  • To avoid potential conflicts between styles from other third-party components, we recommend adding a unique prefix to your CSS classes and identifiers (e.g., #CompanyName-mid-button), or use similar measures to ensure their uniqueness.

Initializing component scripts

In many cases, you will need to initialize your scripts from the views of form components (for example if you need to call a function on page load or register an event listener). For most types of page or element events, you can use HTML Event Attributes of elements in your views.

For scripts that you want to run on page load, you need to consider the following:

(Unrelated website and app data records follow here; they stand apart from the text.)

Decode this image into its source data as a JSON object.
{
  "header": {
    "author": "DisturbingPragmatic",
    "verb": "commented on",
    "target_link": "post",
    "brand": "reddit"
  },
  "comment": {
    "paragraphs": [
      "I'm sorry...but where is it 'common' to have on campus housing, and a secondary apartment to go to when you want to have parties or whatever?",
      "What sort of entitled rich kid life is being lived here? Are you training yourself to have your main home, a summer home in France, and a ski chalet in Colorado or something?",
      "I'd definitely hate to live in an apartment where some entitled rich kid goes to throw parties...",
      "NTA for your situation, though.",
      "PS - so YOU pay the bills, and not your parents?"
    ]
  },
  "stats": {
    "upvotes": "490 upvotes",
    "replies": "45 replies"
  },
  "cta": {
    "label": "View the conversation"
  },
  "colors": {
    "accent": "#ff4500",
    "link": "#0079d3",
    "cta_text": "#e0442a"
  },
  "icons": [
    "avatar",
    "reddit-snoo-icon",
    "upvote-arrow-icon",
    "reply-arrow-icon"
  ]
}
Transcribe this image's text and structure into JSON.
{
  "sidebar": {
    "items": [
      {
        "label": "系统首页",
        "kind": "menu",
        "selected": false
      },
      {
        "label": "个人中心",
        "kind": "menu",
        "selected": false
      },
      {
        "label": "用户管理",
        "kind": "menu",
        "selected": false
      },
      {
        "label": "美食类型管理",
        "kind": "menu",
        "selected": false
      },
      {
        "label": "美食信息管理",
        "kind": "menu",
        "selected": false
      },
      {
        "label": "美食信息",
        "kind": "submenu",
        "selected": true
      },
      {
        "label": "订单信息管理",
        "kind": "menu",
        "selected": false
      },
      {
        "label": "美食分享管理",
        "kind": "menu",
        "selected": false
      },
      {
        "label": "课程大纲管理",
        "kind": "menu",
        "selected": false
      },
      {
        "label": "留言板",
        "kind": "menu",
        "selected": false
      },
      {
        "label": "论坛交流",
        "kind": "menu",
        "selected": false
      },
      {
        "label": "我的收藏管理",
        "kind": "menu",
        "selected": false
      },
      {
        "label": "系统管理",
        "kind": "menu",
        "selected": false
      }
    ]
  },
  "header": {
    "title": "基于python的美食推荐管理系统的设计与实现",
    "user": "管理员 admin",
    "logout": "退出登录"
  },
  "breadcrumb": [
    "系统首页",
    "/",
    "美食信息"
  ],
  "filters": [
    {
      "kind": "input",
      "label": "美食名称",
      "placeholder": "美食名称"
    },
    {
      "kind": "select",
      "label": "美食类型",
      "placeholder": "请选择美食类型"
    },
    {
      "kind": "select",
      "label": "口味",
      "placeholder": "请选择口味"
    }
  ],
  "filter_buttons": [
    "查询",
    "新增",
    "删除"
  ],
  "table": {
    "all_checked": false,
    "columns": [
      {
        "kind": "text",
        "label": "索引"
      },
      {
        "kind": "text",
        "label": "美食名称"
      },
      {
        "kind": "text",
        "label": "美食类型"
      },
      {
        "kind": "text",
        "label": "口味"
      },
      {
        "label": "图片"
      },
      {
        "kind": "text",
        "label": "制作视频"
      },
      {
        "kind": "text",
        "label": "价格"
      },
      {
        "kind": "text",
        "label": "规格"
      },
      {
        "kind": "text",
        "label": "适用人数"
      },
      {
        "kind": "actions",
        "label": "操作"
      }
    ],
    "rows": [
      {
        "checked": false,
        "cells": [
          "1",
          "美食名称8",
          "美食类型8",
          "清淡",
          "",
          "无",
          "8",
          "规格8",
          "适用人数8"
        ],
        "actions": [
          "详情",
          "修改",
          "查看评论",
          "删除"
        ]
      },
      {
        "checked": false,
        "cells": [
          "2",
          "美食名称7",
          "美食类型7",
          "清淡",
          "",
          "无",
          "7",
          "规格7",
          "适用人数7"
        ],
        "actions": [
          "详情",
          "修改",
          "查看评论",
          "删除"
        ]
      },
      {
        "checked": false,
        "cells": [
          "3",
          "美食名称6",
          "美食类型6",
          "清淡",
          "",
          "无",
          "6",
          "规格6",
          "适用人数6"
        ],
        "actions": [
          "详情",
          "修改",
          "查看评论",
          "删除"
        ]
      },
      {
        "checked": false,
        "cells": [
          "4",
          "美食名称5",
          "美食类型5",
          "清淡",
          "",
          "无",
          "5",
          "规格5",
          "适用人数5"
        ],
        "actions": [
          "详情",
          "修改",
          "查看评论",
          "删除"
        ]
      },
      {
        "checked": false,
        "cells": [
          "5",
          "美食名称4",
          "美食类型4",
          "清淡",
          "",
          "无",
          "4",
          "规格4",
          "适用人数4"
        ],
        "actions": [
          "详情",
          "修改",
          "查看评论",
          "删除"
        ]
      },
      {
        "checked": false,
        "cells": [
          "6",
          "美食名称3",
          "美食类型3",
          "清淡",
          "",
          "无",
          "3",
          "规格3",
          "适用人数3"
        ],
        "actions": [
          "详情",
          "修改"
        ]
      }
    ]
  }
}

  • The bundles containing your main scripts are added at the end of the HTML document’s body tag, so they are not available in the component code during the page load process. A solution is to run the initialization script during the DOMContentLoaded event.
  • Components may be added dynamically after the page is loaded. In this case, the DOMContentLoaded event has already occurred and will not fire again.

For example, the following script demonstrates how to reliably call a custom function on page load:

if (document.readyState === "loading") {
    // Calls the function during the 'DOMContentLoaded' event, after the HTML document has been completely loaded
    document.addEventListener("DOMContentLoaded", function () {
} else { 
    // Calls the function directly in cases where the component is rendered dynamically after 'DOMContentLoaded' has occurred

Note: Apart from initialization code, avoid linking or executing scripts directly within form component views – this could lead to duplicated scripts for forms that contain multiple fields based on the same component, or on pages with multiple forms.